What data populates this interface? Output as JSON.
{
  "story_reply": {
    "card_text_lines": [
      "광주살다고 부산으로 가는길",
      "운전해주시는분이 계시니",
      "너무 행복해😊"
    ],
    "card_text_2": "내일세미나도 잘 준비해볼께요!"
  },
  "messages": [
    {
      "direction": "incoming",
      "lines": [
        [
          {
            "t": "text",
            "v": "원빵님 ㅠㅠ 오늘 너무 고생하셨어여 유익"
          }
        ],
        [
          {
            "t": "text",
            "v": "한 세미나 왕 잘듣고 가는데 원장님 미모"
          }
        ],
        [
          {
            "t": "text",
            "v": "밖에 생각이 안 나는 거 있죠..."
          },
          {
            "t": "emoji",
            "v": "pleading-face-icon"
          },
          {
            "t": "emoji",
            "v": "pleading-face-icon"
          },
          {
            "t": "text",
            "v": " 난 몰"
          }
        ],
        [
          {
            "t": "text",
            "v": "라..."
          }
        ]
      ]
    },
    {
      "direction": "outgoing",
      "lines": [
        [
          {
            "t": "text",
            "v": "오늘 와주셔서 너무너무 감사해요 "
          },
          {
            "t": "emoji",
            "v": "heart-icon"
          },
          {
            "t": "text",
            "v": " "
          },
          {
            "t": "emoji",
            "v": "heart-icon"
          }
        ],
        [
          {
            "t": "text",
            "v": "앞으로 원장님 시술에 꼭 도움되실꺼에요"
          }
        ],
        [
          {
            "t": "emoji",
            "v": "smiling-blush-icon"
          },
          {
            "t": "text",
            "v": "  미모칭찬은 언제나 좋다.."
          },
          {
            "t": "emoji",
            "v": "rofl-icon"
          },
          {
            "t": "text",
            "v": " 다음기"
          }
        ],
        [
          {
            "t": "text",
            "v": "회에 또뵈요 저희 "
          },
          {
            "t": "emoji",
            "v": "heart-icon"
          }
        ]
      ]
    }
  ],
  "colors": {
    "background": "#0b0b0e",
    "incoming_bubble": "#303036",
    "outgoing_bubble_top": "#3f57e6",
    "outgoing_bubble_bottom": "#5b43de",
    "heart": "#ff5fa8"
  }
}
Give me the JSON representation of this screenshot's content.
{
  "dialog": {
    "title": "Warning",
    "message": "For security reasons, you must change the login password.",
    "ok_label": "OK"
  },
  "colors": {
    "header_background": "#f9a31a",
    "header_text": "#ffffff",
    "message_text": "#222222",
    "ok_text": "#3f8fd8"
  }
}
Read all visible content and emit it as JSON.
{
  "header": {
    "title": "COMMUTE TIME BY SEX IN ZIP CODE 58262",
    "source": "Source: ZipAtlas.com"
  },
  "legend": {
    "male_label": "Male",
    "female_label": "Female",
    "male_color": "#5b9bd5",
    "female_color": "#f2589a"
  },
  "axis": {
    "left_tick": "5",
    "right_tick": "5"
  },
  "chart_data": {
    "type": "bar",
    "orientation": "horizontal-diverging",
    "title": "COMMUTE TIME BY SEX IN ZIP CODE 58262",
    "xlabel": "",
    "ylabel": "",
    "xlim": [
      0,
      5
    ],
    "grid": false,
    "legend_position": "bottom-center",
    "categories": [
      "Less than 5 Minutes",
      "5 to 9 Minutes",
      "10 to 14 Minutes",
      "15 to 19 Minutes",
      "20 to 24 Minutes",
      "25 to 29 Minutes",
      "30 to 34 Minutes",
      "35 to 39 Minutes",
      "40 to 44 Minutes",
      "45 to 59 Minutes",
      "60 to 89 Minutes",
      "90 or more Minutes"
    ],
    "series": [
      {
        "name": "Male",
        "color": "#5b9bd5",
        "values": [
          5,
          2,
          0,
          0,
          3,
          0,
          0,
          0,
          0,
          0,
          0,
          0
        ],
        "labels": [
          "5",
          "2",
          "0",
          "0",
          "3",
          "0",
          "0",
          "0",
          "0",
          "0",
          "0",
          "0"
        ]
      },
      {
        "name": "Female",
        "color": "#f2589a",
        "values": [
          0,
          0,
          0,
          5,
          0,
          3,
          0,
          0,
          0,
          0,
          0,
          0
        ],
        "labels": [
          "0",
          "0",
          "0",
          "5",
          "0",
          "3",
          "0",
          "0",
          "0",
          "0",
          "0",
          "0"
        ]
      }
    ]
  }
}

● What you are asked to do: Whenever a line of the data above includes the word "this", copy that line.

● Answer space:
What data populates this interface? Output as JSON.
Give me the JSON representation of this screenshot's content.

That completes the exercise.